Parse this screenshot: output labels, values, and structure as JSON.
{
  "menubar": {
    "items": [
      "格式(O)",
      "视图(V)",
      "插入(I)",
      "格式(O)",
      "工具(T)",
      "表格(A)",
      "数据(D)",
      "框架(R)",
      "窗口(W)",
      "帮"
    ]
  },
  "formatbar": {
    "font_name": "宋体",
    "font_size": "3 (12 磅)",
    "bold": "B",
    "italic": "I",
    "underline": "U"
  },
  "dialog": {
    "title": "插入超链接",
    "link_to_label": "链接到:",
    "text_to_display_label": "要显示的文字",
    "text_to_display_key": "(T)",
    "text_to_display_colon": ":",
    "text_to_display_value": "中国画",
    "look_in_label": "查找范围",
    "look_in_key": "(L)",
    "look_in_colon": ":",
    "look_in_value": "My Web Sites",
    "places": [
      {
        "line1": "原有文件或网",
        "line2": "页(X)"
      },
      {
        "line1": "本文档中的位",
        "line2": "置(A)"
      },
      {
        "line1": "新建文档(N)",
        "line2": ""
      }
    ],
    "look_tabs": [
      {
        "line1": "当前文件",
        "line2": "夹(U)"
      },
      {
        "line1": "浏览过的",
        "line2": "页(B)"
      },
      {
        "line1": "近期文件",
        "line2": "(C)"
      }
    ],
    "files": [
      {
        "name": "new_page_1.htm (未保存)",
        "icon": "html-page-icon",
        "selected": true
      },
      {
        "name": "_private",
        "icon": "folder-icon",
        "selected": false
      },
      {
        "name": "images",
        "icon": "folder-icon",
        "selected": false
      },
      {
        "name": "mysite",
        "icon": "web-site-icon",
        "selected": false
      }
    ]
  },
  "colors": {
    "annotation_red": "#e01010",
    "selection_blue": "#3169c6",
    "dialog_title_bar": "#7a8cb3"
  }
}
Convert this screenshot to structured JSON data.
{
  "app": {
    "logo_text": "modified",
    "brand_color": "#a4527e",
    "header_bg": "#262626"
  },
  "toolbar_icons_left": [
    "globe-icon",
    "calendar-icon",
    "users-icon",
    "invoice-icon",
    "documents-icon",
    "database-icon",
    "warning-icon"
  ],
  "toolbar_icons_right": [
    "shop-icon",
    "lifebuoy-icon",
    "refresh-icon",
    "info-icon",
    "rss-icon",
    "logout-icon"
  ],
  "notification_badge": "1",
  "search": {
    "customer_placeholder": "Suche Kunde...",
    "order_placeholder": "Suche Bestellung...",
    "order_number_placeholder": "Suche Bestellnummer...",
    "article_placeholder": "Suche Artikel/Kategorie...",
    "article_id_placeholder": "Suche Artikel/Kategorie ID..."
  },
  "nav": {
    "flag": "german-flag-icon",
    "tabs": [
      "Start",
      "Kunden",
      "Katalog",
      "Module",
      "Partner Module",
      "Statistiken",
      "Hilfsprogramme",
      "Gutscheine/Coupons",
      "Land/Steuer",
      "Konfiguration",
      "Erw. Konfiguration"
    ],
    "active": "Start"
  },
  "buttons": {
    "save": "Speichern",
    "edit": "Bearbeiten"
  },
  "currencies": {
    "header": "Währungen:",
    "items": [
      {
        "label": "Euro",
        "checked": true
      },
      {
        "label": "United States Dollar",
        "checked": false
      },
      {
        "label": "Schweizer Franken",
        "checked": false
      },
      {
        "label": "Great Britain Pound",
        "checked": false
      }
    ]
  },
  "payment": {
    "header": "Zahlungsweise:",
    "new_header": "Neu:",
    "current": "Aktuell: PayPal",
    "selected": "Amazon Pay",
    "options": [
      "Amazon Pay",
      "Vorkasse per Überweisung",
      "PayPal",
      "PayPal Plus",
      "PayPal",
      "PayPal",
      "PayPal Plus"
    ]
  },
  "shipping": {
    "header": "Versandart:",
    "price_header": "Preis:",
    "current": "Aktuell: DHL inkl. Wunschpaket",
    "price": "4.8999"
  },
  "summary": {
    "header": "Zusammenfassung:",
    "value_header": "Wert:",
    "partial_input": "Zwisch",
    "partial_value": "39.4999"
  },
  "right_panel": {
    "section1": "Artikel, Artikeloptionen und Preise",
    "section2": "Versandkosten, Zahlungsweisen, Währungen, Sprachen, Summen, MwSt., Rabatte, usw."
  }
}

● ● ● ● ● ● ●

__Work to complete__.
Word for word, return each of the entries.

__Solution to the problem__.
Parse this screenshot: output labels, values, and structure as JSON.
{
  "menubar": {
    "items": [
      "格式(O)",
      "视图(V)",
      "插入(I)",
      "格式(O)",
      "工具(T)",
      "表格(A)",
      "数据(D)",
      "框架(R)",
      "窗口(W)",
      "帮"
    ]
  },
  "formatbar": {
    "font_name": "宋体",
    "font_size": "3 (12 磅)",
    "bold": "B",
    "italic": "I",
    "underline": "U"
  },
  "dialog": {
    "title": "插入超链接",
    "link_to_label": "链接到:",
    "text_to_display_label": "要显示的文字",
    "text_to_display_key": "(T)",
    "text_to_display_colon": ":",
    "text_to_display_value": "中国画",
    "look_in_label": "查找范围",
    "look_in_key": "(L)",
    "look_in_colon": ":",
    "look_in_value": "My Web Sites",
    "places": [
      {
        "line1": "原有文件或网",
        "line2": "页(X)"
      },
      {
        "line1": "本文档中的位",
        "line2": "置(A)"
      },
      {
        "line1": "新建文档(N)",
        "line2": ""
      }
    ],
    "look_tabs": [
      {
        "line1": "当前文件",
        "line2": "夹(U)"
      },
      {
        "line1": "浏览过的",
        "line2": "页(B)"
      },
      {
        "line1": "近期文件",
        "line2": "(C)"
      }
    ],
    "files": [
      {
        "name": "new_page_1.htm (未保存)",
        "icon": "html-page-icon",
        "selected": true
      },
      {
        "name": "_private",
        "icon": "folder-icon",
        "selected": false
      },
      {
        "name": "images",
        "icon": "folder-icon",
        "selected": false
      },
      {
        "name": "mysite",
        "icon": "web-site-icon",
        "selected": false
      }
    ]
  },
  "colors": {
    "annotation_red": "#e01010",
    "selection_blue": "#3169c6",
    "dialog_title_bar": "#7a8cb3"
  }
}
Convert this screenshot to structured JSON data.
{
  "app": {
    "logo_text": "modified",
    "brand_color": "#a4527e",
    "header_bg": "#262626"
  },
  "toolbar_icons_left": [
    "globe-icon",
    "calendar-icon",
    "users-icon",
    "invoice-icon",
    "documents-icon",
    "database-icon",
    "warning-icon"
  ],
  "toolbar_icons_right": [
    "shop-icon",
    "lifebuoy-icon",
    "refresh-icon",
    "info-icon",
    "rss-icon",
    "logout-icon"
  ],
  "notification_badge": "1",
  "search": {
    "customer_placeholder": "Suche Kunde...",
    "order_placeholder": "Suche Bestellung...",
    "order_number_placeholder": "Suche Bestellnummer...",
    "article_placeholder": "Suche Artikel/Kategorie...",
    "article_id_placeholder": "Suche Artikel/Kategorie ID..."
  },
  "nav": {
    "flag": "german-flag-icon",
    "tabs": [
      "Start",
      "Kunden",
      "Katalog",
      "Module",
      "Partner Module",
      "Statistiken",
      "Hilfsprogramme",
      "Gutscheine/Coupons",
      "Land/Steuer",
      "Konfiguration",
      "Erw. Konfiguration"
    ],
    "active": "Start"
  },
  "buttons": {
    "save": "Speichern",
    "edit": "Bearbeiten"
  },
  "currencies": {
    "header": "Währungen:",
    "items": [
      {
        "label": "Euro",
        "checked": true
      },
      {
        "label": "United States Dollar",
        "checked": false
      },
      {
        "label": "Schweizer Franken",
        "checked": false
      },
      {
        "label": "Great Britain Pound",
        "checked": false
      }
    ]
  },
  "payment": {
    "header": "Zahlungsweise:",
    "new_header": "Neu:",
    "current": "Aktuell: PayPal",
    "selected": "Amazon Pay",
    "options": [
      "Amazon Pay",
      "Vorkasse per Überweisung",
      "PayPal",
      "PayPal Plus",
      "PayPal",
      "PayPal",
      "PayPal Plus"
    ]
  },
  "shipping": {
    "header": "Versandart:",
    "price_header": "Preis:",
    "current": "Aktuell: DHL inkl. Wunschpaket",
    "price": "4.8999"
  },
  "summary": {
    "header": "Zusammenfassung:",
    "value_header": "Wert:",
    "partial_input": "Zwisch",
    "partial_value": "39.4999"
  },
  "right_panel": {
    "section1": "Artikel, Artikeloptionen und Preise",
    "section2": "Versandkosten, Zahlungsweisen, Währungen, Sprachen, Summen, MwSt., Rabatte, usw."
  }
}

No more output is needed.